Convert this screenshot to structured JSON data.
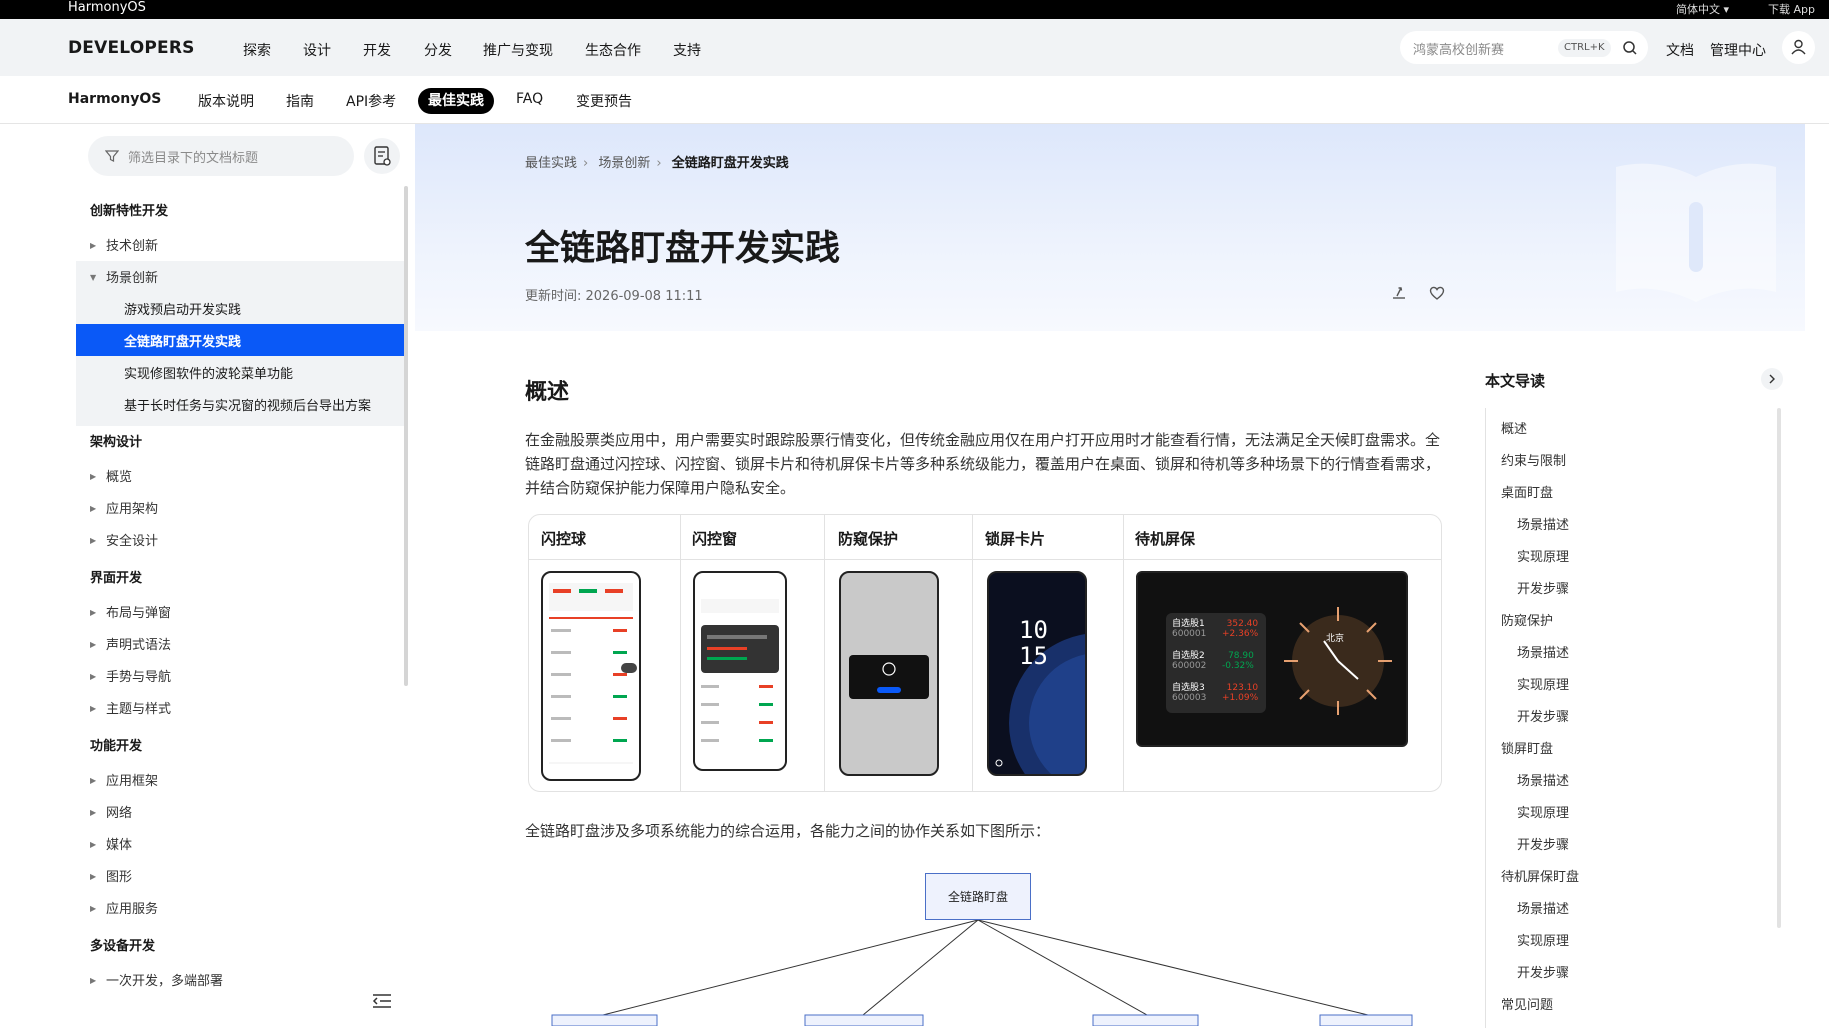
{
  "topbar": {
    "brand": "HarmonyOS",
    "language": "简体中文",
    "download": "下载 App"
  },
  "mainnav": {
    "logo": "DEVELOPERS",
    "items": [
      "探索",
      "设计",
      "开发",
      "分发",
      "推广与变现",
      "生态合作",
      "支持"
    ],
    "search_placeholder": "鸿蒙高校创新赛",
    "search_shortcut": "CTRL+K",
    "docs": "文档",
    "console": "管理中心"
  },
  "subnav": {
    "title": "HarmonyOS",
    "items": [
      "版本说明",
      "指南",
      "API参考",
      "最佳实践",
      "FAQ",
      "变更预告"
    ],
    "active": "最佳实践"
  },
  "sidebar": {
    "filter_placeholder": "筛选目录下的文档标题",
    "sections": [
      {
        "title": "创新特性开发",
        "children": [
          "技术创新",
          "场景创新"
        ]
      },
      {
        "title": "架构设计",
        "children": [
          "概览",
          "应用架构",
          "安全设计"
        ]
      },
      {
        "title": "界面开发",
        "children": [
          "布局与弹窗",
          "声明式语法",
          "手势与导航",
          "主题与样式"
        ]
      },
      {
        "title": "功能开发",
        "children": [
          "应用框架",
          "网络",
          "媒体",
          "图形",
          "应用服务"
        ]
      },
      {
        "title": "多设备开发",
        "children": [
          "一次开发，多端部署"
        ]
      }
    ],
    "expanded_items": [
      "游戏预启动开发实践",
      "全链路盯盘开发实践",
      "实现修图软件的波轮菜单功能",
      "基于长时任务与实况窗的视频后台导出方案"
    ],
    "selected": "全链路盯盘开发实践"
  },
  "article": {
    "breadcrumb": [
      "最佳实践",
      "场景创新",
      "全链路盯盘开发实践"
    ],
    "title": "全链路盯盘开发实践",
    "updated": "更新时间: 2026-09-08 11:11",
    "overview_heading": "概述",
    "overview_text": "在金融股票类应用中，用户需要实时跟踪股票行情变化，但传统金融应用仅在用户打开应用时才能查看行情，无法满足全天候盯盘需求。全链路盯盘通过闪控球、闪控窗、锁屏卡片和待机屏保卡片等多种系统级能力，覆盖用户在桌面、锁屏和待机等多种场景下的行情查看需求，并结合防窥保护能力保障用户隐私安全。",
    "figure_columns": [
      "闪控球",
      "闪控窗",
      "防窥保护",
      "锁屏卡片",
      "待机屏保"
    ],
    "lockscreen_time": [
      "10",
      "15"
    ],
    "standby": {
      "stocks": [
        {
          "name": "自选股1",
          "code": "600001",
          "price": "352.40",
          "change": "+2.36%"
        },
        {
          "name": "自选股2",
          "code": "600002",
          "price": "78.90",
          "change": "-0.32%"
        },
        {
          "name": "自选股3",
          "code": "600003",
          "price": "123.10",
          "change": "+1.09%"
        }
      ],
      "clock_city": "北京"
    },
    "relation_text": "全链路盯盘涉及多项系统能力的综合运用，各能力之间的协作关系如下图所示：",
    "diagram_root": "全链路盯盘"
  },
  "toc": {
    "title": "本文导读",
    "items": [
      {
        "label": "概述",
        "level": 1
      },
      {
        "label": "约束与限制",
        "level": 1
      },
      {
        "label": "桌面盯盘",
        "level": 1
      },
      {
        "label": "场景描述",
        "level": 2
      },
      {
        "label": "实现原理",
        "level": 2
      },
      {
        "label": "开发步骤",
        "level": 2
      },
      {
        "label": "防窥保护",
        "level": 1
      },
      {
        "label": "场景描述",
        "level": 2
      },
      {
        "label": "实现原理",
        "level": 2
      },
      {
        "label": "开发步骤",
        "level": 2
      },
      {
        "label": "锁屏盯盘",
        "level": 1
      },
      {
        "label": "场景描述",
        "level": 2
      },
      {
        "label": "实现原理",
        "level": 2
      },
      {
        "label": "开发步骤",
        "level": 2
      },
      {
        "label": "待机屏保盯盘",
        "level": 1
      },
      {
        "label": "场景描述",
        "level": 2
      },
      {
        "label": "实现原理",
        "level": 2
      },
      {
        "label": "开发步骤",
        "level": 2
      },
      {
        "label": "常见问题",
        "level": 1
      }
    ]
  },
  "colors": {
    "accent": "#0a59f7",
    "up": "#e84026",
    "down": "#00a650"
  }
}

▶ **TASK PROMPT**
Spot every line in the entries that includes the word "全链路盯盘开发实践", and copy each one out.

▶ **RESULT BELOW**
      "全链路盯盘开发实践",
    "selected": "全链路盯盘开发实践"
      "全链路盯盘开发实践"
    "title": "全链路盯盘开发实践",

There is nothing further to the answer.